Maygen went to work on my face with a sort of mini vacuum that, instead of being pinched and squeezed, was a painless and effective deep-cleaning treatment. I didn’t notice a huge change (Phil told me my face looked “plumper”), but I did love the treatment and would do it again in a Hawaiian heartbeat.

Our last activity was a fantastic Tahitian Fitness dance class, created by Penny Toilolo from Laie, known as the mama of Tahitian dance. Her student Siona taught our class. For an hour, we swayed and swiveled our hips, gently moved our arms and built up to a frantic, sweat-inducing pace, complete with yelps!

We now have plenty of reasons to join other repeat visitors—to hop atop a horse, try a surfing lesson with Rocky Canon (with a dog on board) and improve our ukulele and Tahitian dance skills.

A “hui hou”—until we meet again, Oahu! For now, we will just have to practice what we learned at home and embrace the sweet aloha spirit in our hearts and souls with memories of Oahu’s awesome North Shore.

Go local
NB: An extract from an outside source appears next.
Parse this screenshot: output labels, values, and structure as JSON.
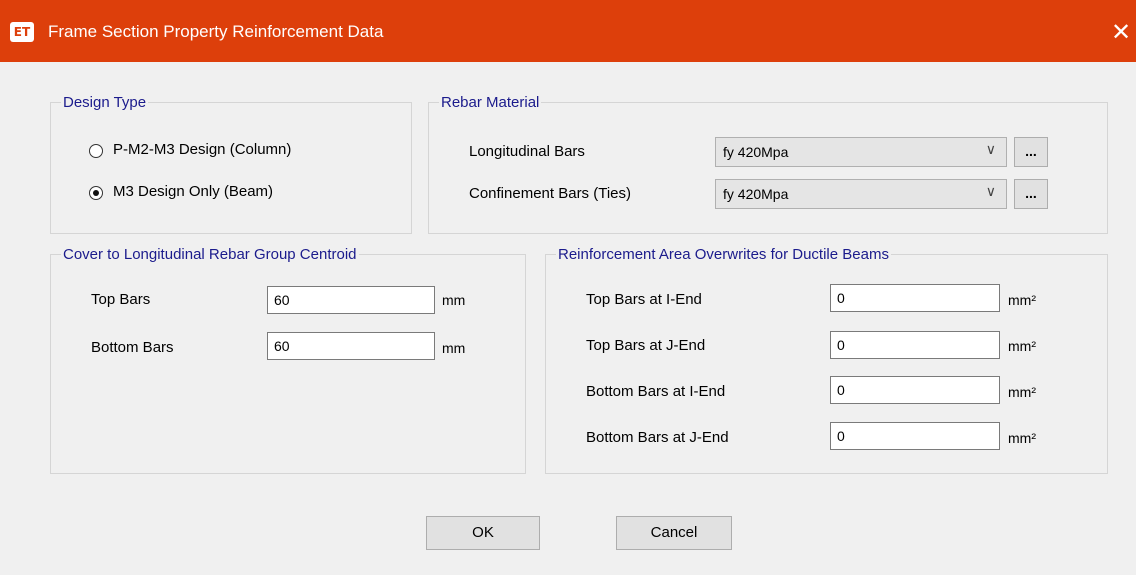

One nice thing about the super-friendly hotel staff at Turtle Bay is their tips on off-property things to do. Here are a few:

We stopped at the farmers market at Waimea Falls on the way to the resort and enjoyed tasting and trying samples of everything from gluten-free banana bread to falafel waffles and potions made from native plants said to alleviate pain from arthritis and other ailments. Waimea Valley Farmers Market at Waimea Falls; Thursdays 3 to 7 p.m.; 59-864 Kamehameha Highway, Hale’iwa, Hawaii.

Huli huli chicken: Only open on the weekends, Ray’s Kiawe Broiled Chicken offers rotisserie plates to go. Locals like Turtle Bay bartender Allen order both the “chopped and the whole, so I can nibble on the chopped on the way home,” he says. Ray’s Kiawe Broiled Chicken, 66-160 Kamehameha Highway, Hale’iwa, Hawaii (Saturday and Sundays only).

Best food trucks: Tourists stop at food trucks at famous Sunset Beach, but locals know the best food trucks are in Kahuku, a bit farther down the highway.

Crystal healing treatment: Local Shawna Renee offers hour-long treatments ($60) incorporating specially blended oils to balance the chakras. A keepsake vial of moon water and crystal to “anchor one’s intentions” rounds out the experience. To book an appointment, visit magikalenergy.as.me.